[Prompt]: From the line containing "Give me the" to the final line of the entries, copy each line exactly. Pictures stay out.

Data records
-=-=-

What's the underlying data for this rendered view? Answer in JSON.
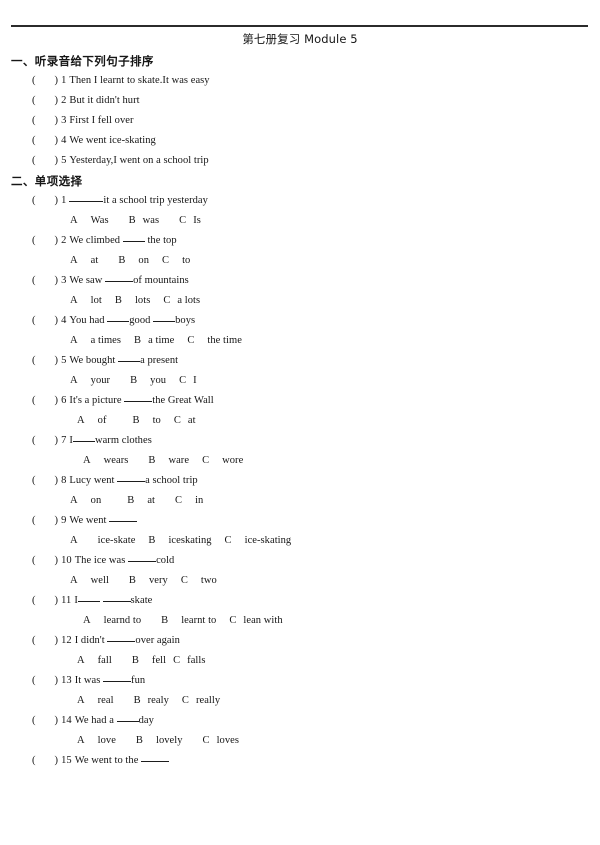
{
  "document": {
    "title": "第七册复习 Module 5",
    "top_rule_color": "#2b2b2b",
    "text_color": "#161616"
  },
  "sections": [
    {
      "heading": "一、听录音给下列句子排序",
      "type": "ordering",
      "items": [
        {
          "bracket_open": "(",
          "bracket_close": ")",
          "number": "1",
          "text": "Then I learnt to skate.It was easy"
        },
        {
          "bracket_open": "(",
          "bracket_close": ")",
          "number": "2",
          "text": "But it didn't hurt"
        },
        {
          "bracket_open": "(",
          "bracket_close": ")",
          "number": "3",
          "text": "First I fell over"
        },
        {
          "bracket_open": "(",
          "bracket_close": ")",
          "number": "4",
          "text": "We went ice-skating"
        },
        {
          "bracket_open": "(",
          "bracket_close": ")",
          "number": "5",
          "text": "Yesterday,I went on a school trip"
        }
      ]
    },
    {
      "heading": "二、单项选择",
      "type": "multiple-choice",
      "questions": [
        {
          "number": "1",
          "stem_before": "",
          "stem_after": "it a school trip yesterday",
          "options": [
            "A   Was",
            "B was",
            "C Is"
          ],
          "option_letters": [
            "A",
            "B",
            "C"
          ],
          "option_texts": [
            "Was",
            "was",
            "Is"
          ]
        },
        {
          "number": "2",
          "stem_before": "We climbed ",
          "stem_after": " the top",
          "option_letters": [
            "A",
            "B",
            "C"
          ],
          "option_texts": [
            "at",
            "on",
            "to"
          ]
        },
        {
          "number": "3",
          "stem_before": "We saw ",
          "stem_after": "of mountains",
          "option_letters": [
            "A",
            "B",
            "C"
          ],
          "option_texts": [
            "lot",
            "lots",
            "a lots"
          ]
        },
        {
          "number": "4",
          "stem_before": "You had ",
          "stem_mid": "good ",
          "stem_after": "boys",
          "option_letters": [
            "A",
            "B",
            "C"
          ],
          "option_texts": [
            "a   times",
            "a   time",
            "the   time"
          ]
        },
        {
          "number": "5",
          "stem_before": "We bought ",
          "stem_after": "a present",
          "option_letters": [
            "A",
            "B",
            "C"
          ],
          "option_texts": [
            "your",
            "you",
            "I"
          ]
        },
        {
          "number": "6",
          "stem_before": "It's a picture ",
          "stem_after": "the Great Wall",
          "option_letters": [
            "A",
            "B",
            "C"
          ],
          "option_texts": [
            "of",
            "to",
            "at"
          ]
        },
        {
          "number": "7",
          "stem_before": "I",
          "stem_after": "warm clothes",
          "option_letters": [
            "A",
            "B",
            "C"
          ],
          "option_texts": [
            "wears",
            "ware",
            "wore"
          ]
        },
        {
          "number": "8",
          "stem_before": "Lucy went ",
          "stem_after": "a school trip",
          "option_letters": [
            "A",
            "B",
            "C"
          ],
          "option_texts": [
            "on",
            "at",
            "in"
          ]
        },
        {
          "number": "9",
          "stem_before": "We went ",
          "stem_after": "",
          "option_letters": [
            "A",
            "B",
            "C"
          ],
          "option_texts": [
            "ice-skate",
            "iceskating",
            "ice-skating"
          ]
        },
        {
          "number": "10",
          "stem_before": "The ice was ",
          "stem_after": "cold",
          "option_letters": [
            "A",
            "B",
            "C"
          ],
          "option_texts": [
            "well",
            "very",
            "two"
          ]
        },
        {
          "number": "11",
          "stem_before": "I",
          "stem_mid": " ",
          "stem_after": "skate",
          "option_letters": [
            "A",
            "B",
            "C"
          ],
          "option_texts": [
            "learnd   to",
            "learnt   to",
            "lean   with"
          ]
        },
        {
          "number": "12",
          "stem_before": "I didn't ",
          "stem_after": "over again",
          "option_letters": [
            "A",
            "B",
            "C"
          ],
          "option_texts": [
            "fall",
            "fell",
            "falls"
          ]
        },
        {
          "number": "13",
          "stem_before": "It was ",
          "stem_after": "fun",
          "option_letters": [
            "A",
            "B",
            "C"
          ],
          "option_texts": [
            "real",
            "realy",
            "really"
          ]
        },
        {
          "number": "14",
          "stem_before": "We had a ",
          "stem_after": "day",
          "option_letters": [
            "A",
            "B",
            "C"
          ],
          "option_texts": [
            "love",
            "lovely",
            "loves"
          ]
        },
        {
          "number": "15",
          "stem_before": "We went to the ",
          "stem_after": "",
          "option_letters": [],
          "option_texts": []
        }
      ]
    }
  ]
}
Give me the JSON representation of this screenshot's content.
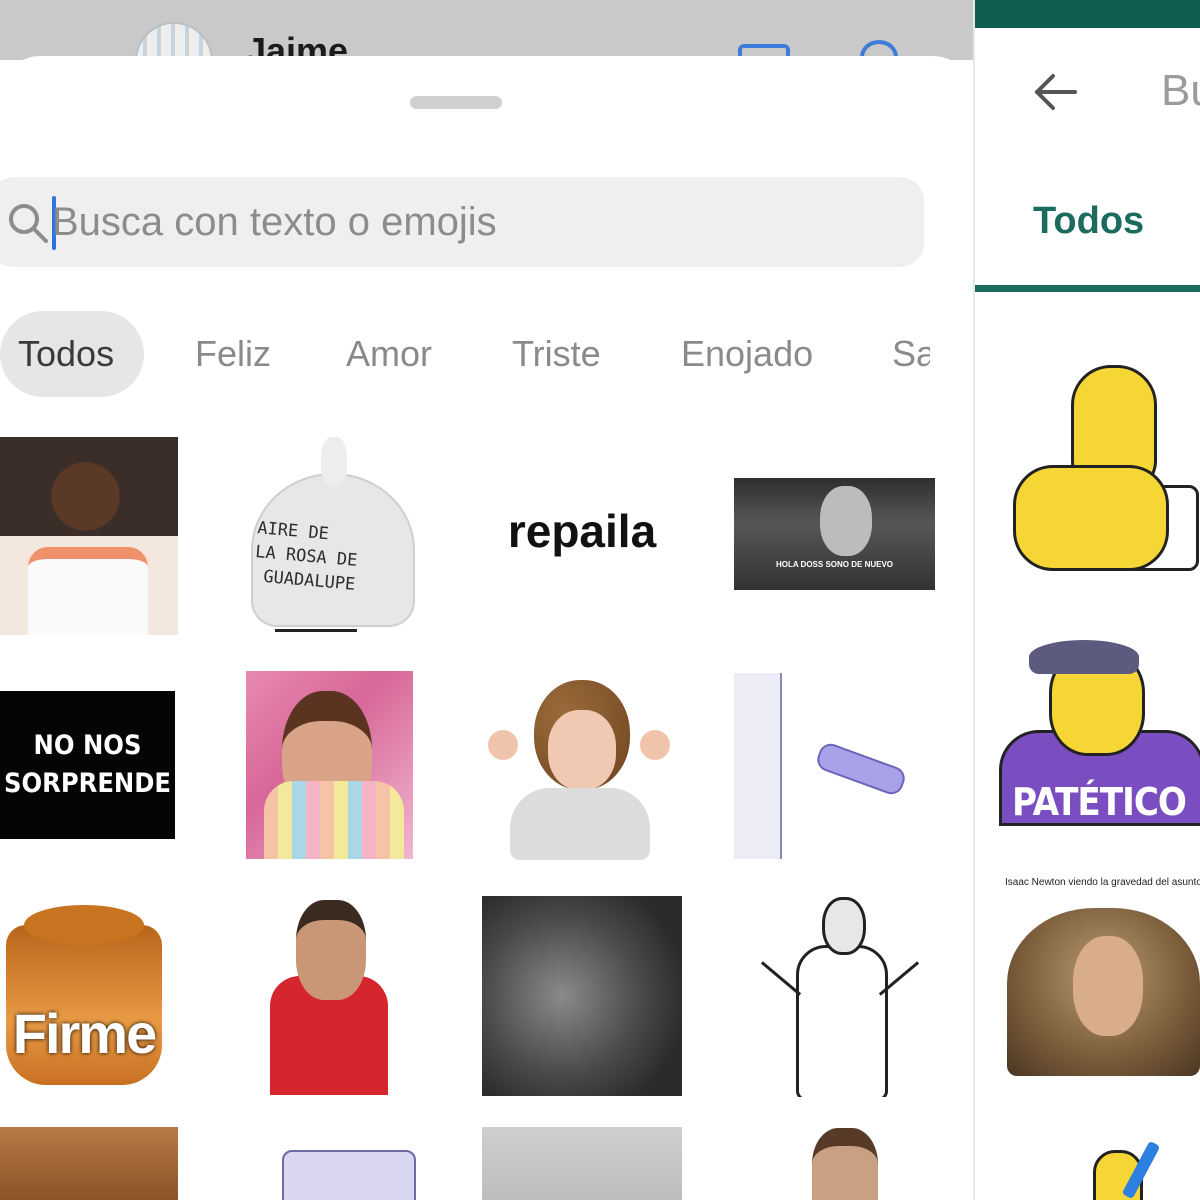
{
  "chat": {
    "contact_name": "Jaime"
  },
  "sheet": {
    "search": {
      "placeholder": "Busca con texto o emojis"
    },
    "categories": [
      {
        "label": "Todos",
        "active": true
      },
      {
        "label": "Feliz",
        "active": false
      },
      {
        "label": "Amor",
        "active": false
      },
      {
        "label": "Triste",
        "active": false
      },
      {
        "label": "Enojado",
        "active": false
      },
      {
        "label": "Sa",
        "active": false
      }
    ],
    "sticker_texts": {
      "bag": "AIRE DE\nLA ROSA DE\n GUADALUPE",
      "repaila": "repaila",
      "hola": "HOLA DOSS SONO DE NUEVO",
      "no_nos": "NO NOS\nSORPRENDE",
      "firme": "Firme"
    }
  },
  "right_panel": {
    "search_title": "Bu",
    "tab_label": "Todos",
    "sticker_texts": {
      "patetico": "PATÉTICO",
      "newton_caption": "Isaac Newton viendo la gravedad del asunto."
    }
  },
  "colors": {
    "whatsapp_green": "#1b6b5f",
    "status_bar": "#0f5e52",
    "caret": "#2f73e0",
    "chip_bg": "#e6e6e6"
  }
}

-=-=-

[Exercise response]:
Give me the JSON representation of this screenshot's content.
{
  "chat": {
    "contact_name": "Jaime"
  },
  "sheet": {
    "search": {
      "placeholder": "Busca con texto o emojis"
    },
    "categories": [
      {
        "label": "Todos",
        "active": true
      },
      {
        "label": "Feliz",
        "active": false
      },
      {
        "label": "Amor",
        "active": false
      },
      {
        "label": "Triste",
        "active": false
      },
      {
        "label": "Enojado",
        "active": false
      },
      {
        "label": "Sa",
        "active": false
      }
    ],
    "sticker_texts": {
      "bag": "AIRE DE\nLA ROSA DE\n GUADALUPE",
      "repaila": "repaila",
      "hola": "HOLA DOSS SONO DE NUEVO",
      "no_nos": "NO NOS\nSORPRENDE",
      "firme": "Firme"
    }
  },
  "right_panel": {
    "search_title": "Bu",
    "tab_label": "Todos",
    "sticker_texts": {
      "patetico": "PATÉTICO",
      "newton_caption": "Isaac Newton viendo la gravedad del asunto."
    }
  },
  "colors": {
    "whatsapp_green": "#1b6b5f",
    "status_bar": "#0f5e52",
    "caret": "#2f73e0",
    "chip_bg": "#e6e6e6"
  }
}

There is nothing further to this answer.